digital print ©2009
Darkness pervades every part of our lives and minds. Each and every one of us battle with dark forces, inner demons, secret feelings we would never care to admit to anyone, maybe not even ourselves. That darkness is just as much a part of humanity as our other more appealing facades. With a little humour, a little sparkle, we can make that darkness seem less powerful and destructive than it appears to be.
These recent works mess up some of the darker icons of popular culture. Disco Death Star takes the planet destroying weapon from the Star Wars franchise and emasculates it into a sad and broken mirror ball. Like a party queen after too many hard nights, the power and puff has gone but a little pazazz remains, ready to be reconstructed if loved enough, even if for the wrong reasons. Foxy conceals the world's most powerful media baron behind a sequined guise, part wrestling fatigue, part drag fetish, the work masks that which is already masked. This thing is hidden from us all is so devastating that even if we knew the whole truth we could never even say it aloud it. Masks and reconstructions in this way work to prefigure an innate and far greater power that can not be understood, only inferred.
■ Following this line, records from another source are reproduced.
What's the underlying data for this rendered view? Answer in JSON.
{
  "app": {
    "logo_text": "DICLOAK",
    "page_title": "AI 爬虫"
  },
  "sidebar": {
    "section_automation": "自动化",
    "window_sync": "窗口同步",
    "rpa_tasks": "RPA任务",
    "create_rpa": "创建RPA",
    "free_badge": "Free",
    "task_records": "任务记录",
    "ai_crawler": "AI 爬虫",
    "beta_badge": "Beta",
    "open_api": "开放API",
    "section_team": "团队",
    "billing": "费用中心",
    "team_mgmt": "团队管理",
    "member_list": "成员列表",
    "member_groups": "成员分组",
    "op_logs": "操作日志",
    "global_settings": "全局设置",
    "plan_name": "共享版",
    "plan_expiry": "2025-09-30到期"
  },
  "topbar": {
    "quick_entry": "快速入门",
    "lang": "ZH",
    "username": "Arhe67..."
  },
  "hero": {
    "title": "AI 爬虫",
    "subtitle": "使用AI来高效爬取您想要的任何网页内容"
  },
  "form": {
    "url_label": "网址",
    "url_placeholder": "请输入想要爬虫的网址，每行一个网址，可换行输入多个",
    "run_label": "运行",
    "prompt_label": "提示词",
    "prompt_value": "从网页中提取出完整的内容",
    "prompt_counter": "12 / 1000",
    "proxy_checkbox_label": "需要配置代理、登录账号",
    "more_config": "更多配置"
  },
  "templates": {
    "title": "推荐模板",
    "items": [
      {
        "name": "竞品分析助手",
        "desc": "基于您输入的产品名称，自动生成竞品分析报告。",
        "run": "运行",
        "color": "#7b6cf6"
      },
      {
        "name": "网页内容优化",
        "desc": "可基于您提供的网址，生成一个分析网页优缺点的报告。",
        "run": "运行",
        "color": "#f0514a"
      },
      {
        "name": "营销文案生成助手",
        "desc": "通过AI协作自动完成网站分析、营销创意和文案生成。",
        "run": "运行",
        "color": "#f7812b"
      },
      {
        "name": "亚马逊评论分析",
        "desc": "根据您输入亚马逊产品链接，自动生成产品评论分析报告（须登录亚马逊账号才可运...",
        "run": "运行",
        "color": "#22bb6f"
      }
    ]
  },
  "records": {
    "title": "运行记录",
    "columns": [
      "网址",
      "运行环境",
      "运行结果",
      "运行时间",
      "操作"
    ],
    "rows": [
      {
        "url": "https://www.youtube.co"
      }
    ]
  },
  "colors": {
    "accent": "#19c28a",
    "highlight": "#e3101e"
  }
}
Freddie Jackson is an experimental queer artist who works under various psuedonyms in an attempt to debunk the myth of individualism while planting a tongue firmly in cheek. His work has a high camp queer aesthetic that interupts in the patriarchal monologue with a secondary male, yet queer, voice that combines some fine feminine qualities with a solid dose of darkness to pack a glittery punch to the rather dull status quo. Feddie once studied art at RMIT University and has exhibited under various names in line with his deliberately fluctuating identity.